Humans of Tech - David Carter
“Every day there’s a lesson that walks in front of you and you either choose to internalize that or not.“
Who are you?
I’m David Carter. I’m the Executive Director of the Innovation Factory in Hamilton. We’re a Regional Innovation Centre - one of 17 across the province. I thought I’d be here for about 3 years but I’m coming up on 6 years next week!
The reputation for Hamilton isn’t high tech. The old reputation is steel and manufacturing. It’s what you see from the Skyway. So part of what I’m doing is more than just managing a centre, it’s really trying to be a participant in the community and draw out more entrepreneurs and more innovation.
What people outside of the region don’t seem to realize is just how much health care innovation we have going on. We’ve got the largest (or second largest, depending on how you measure) hospital network in the province and we work with McMaster University and Mohawk College around digital health innovation.
For example, we held a life science pitch competition recently. It was more than just “come and pitch”. We draw scientists with ideas out and pair them with recent graduates. We had a surgeon attend one of these events and he had an idea for a device that would make laparoscopic surgery better. The idea didn’t win the pitch but we did pair him up with a recent MBA grad and they went on to create a company around this device. Four years later, the device has been FDA approved, being used actively, and the student is the COO.
Lots of people want to help and solve problems, they’re just not sure how. We’re about bringing the right community members to the table and making those connections.
What's your major internal motivation for doing what you do?
My drive is to help companies like that and help them get ahead faster by sharing the lessons and examples of mistakes that I’ve made.

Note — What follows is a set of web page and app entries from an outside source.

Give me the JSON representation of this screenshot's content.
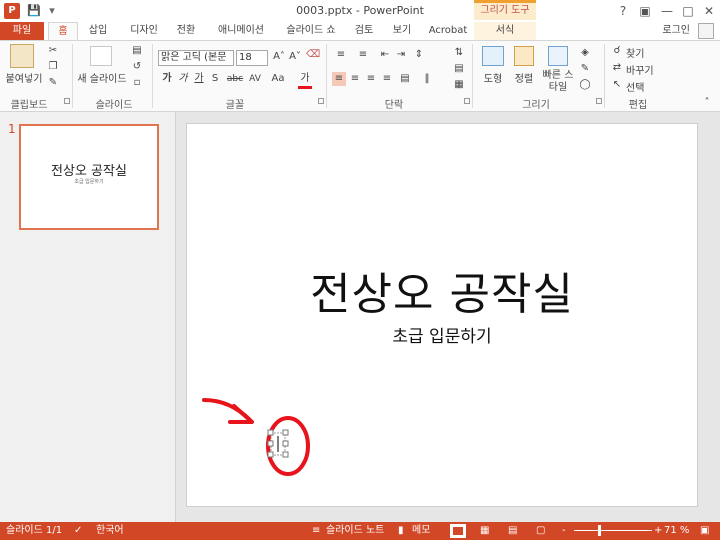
{
  "titlebar": {
    "document_title": "0003.pptx - PowerPoint",
    "app_icon": "P",
    "context_banner": "그리기 도구",
    "help": "?",
    "restore": "▣",
    "minimize": "—",
    "maximize": "□",
    "close": "✕"
  },
  "tabs": {
    "file": "파일",
    "home": "홈",
    "insert": "삽입",
    "design": "디자인",
    "transitions": "전환",
    "animations": "애니메이션",
    "slideshow": "슬라이드 쇼",
    "review": "검토",
    "view": "보기",
    "acrobat": "Acrobat",
    "format": "서식",
    "login": "로그인"
  },
  "ribbon": {
    "clipboard": {
      "paste": "붙여넣기",
      "group": "클립보드"
    },
    "slides": {
      "new_slide": "새 슬라이드",
      "group": "슬라이드"
    },
    "font": {
      "font_name": "맑은 고딕 (본문",
      "font_size": "18",
      "bold": "가",
      "italic": "가",
      "underline": "가",
      "shadow": "S",
      "strike": "abc",
      "spacing": "AV",
      "case": "Aa",
      "color": "가",
      "group": "글꼴"
    },
    "paragraph": {
      "group": "단락"
    },
    "drawing": {
      "shapes": "도형",
      "arrange": "정렬",
      "quick_styles": "빠른 스타일",
      "group": "그리기"
    },
    "editing": {
      "find": "찾기",
      "replace": "바꾸기",
      "select": "선택",
      "group": "편집"
    }
  },
  "thumbnail": {
    "number": "1",
    "title": "전상오 공작실",
    "subtitle": "초급 입문하기"
  },
  "slide": {
    "title": "전상오 공작실",
    "subtitle": "초급 입문하기"
  },
  "status": {
    "slide_indicator": "슬라이드 1/1",
    "language": "한국어",
    "notes": "슬라이드 노트",
    "comments": "메모",
    "zoom_minus": "-",
    "zoom_plus": "+",
    "zoom": "71 %"
  },
  "colors": {
    "accent": "#d24726",
    "annotation": "#e8141b"
  },
  "zoom_level": 0.71
}
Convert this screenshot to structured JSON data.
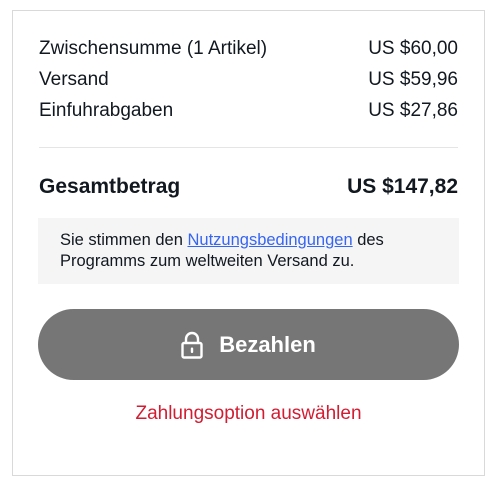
{
  "summary": {
    "lines": [
      {
        "label": "Zwischensumme (1 Artikel)",
        "value": "US $60,00"
      },
      {
        "label": "Versand",
        "value": "US $59,96"
      },
      {
        "label": "Einfuhrabgaben",
        "value": "US $27,86"
      }
    ],
    "total_label": "Gesamtbetrag",
    "total_value": "US $147,82"
  },
  "notice": {
    "text_before": "Sie stimmen den ",
    "link_text": "Nutzungsbedingungen",
    "text_after": " des Programms zum weltweiten Versand zu."
  },
  "pay_button": {
    "label": "Bezahlen",
    "icon": "lock-icon"
  },
  "payment_option_link": "Zahlungsoption auswählen",
  "colors": {
    "button_bg": "#767676",
    "link_blue": "#3665f3",
    "link_red": "#d21c32",
    "notice_bg": "#f5f5f5"
  }
}
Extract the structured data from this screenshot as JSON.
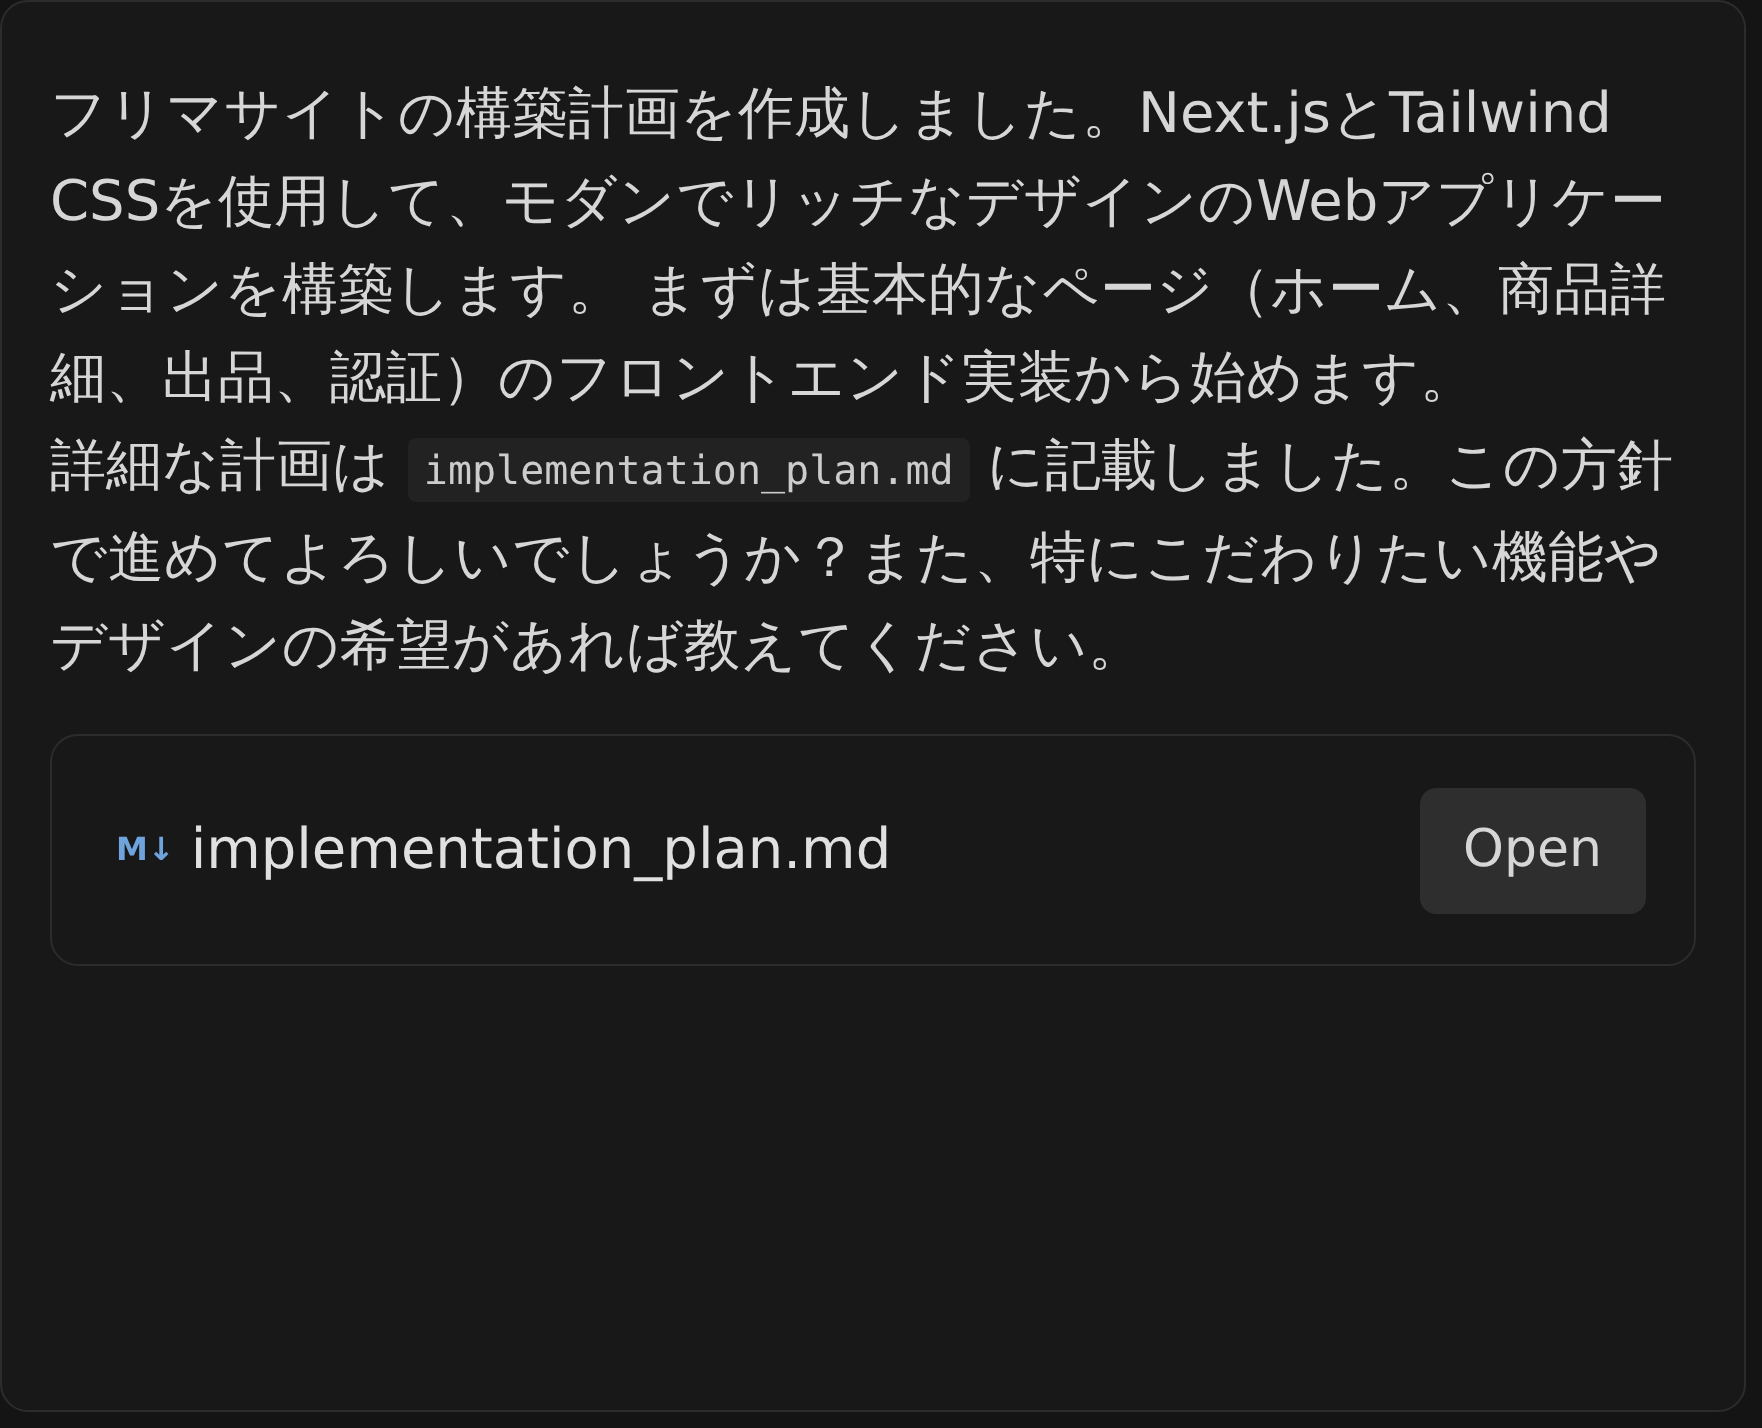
{
  "message": {
    "paragraph_1": "フリマサイトの構築計画を作成しました。Next.jsとTailwind CSSを使用して、モダンでリッチなデザインのWebアプリケーションを構築します。 まずは基本的なページ（ホーム、商品詳細、出品、認証）のフロントエンド実装から始めます。",
    "paragraph_2": {
      "before": "詳細な計画は ",
      "code": "implementation_plan.md",
      "after": " に記載しました。この方針で進めてよろしいでしょうか？また、特にこだわりたい機能やデザインの希望があれば教えてください。"
    }
  },
  "file": {
    "icon_text": "M↓",
    "name": "implementation_plan.md",
    "button": "Open"
  }
}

I did a startup and made some classic mistakes - like adding more features, making a product wider instead of more vertical. Some of the lessons seemed counterintuitive and if someone had told it to me, just the advice, then I wouldn’t have believed them. But if you can give an example, then I could’ve saved my investors $20 million!
I’ve always loved tech. From the first moment I put my hands on a computer. If you have the mind of an inventor, tech gives you unending raw material. It can be used in so many different ways. People take this amorphous tech, make it into something new, and we’re always amazed. Like a chef with a pantry full of unending ingredients. And those ingredients just keep on growing so rapidly. We’ve made thousands of new ingredients since 1998 - definitely after Windows 95!
How do you maintain energy/recharge outside of work?
On that note - I try to get away from the tech that I love so much. My zen is kayaking. I’m not going to lie … I do take my phone with me because it’s a camera as well … and I may have taken a conference call from the kayak once… but I don’t want to miss the joy of nature. It’s nice to look up and appreciate that once in a while.
Bonus!: How He Got Here
I’d worked in the Toronto Stock Exchange and that was very corporate. I worked with Microsoft when they were a scrappy startup and left at the end of 2000 as they were starting to get more corporate. I ran a startup for 12 years and now I’m in this interesting environment where you’re working in-between the government and startups. All the things I’ve done in my career have played a role in where I am now. It’s an interesting 3rd phase of my career!
I never had the desire to be the CEO and being technical, it’s always hard to manage when you think you might be able to do it better and want to get your hands in there. When you’re a leader of a lot of different people with different roles, you have to check your ego at the door. You have to help bring out aspects of the people you’re leading and help them manage their priorities. You have to manage competing personalities and smooth the way for them to work together. How you work with people and how you lead people is an acquired skill.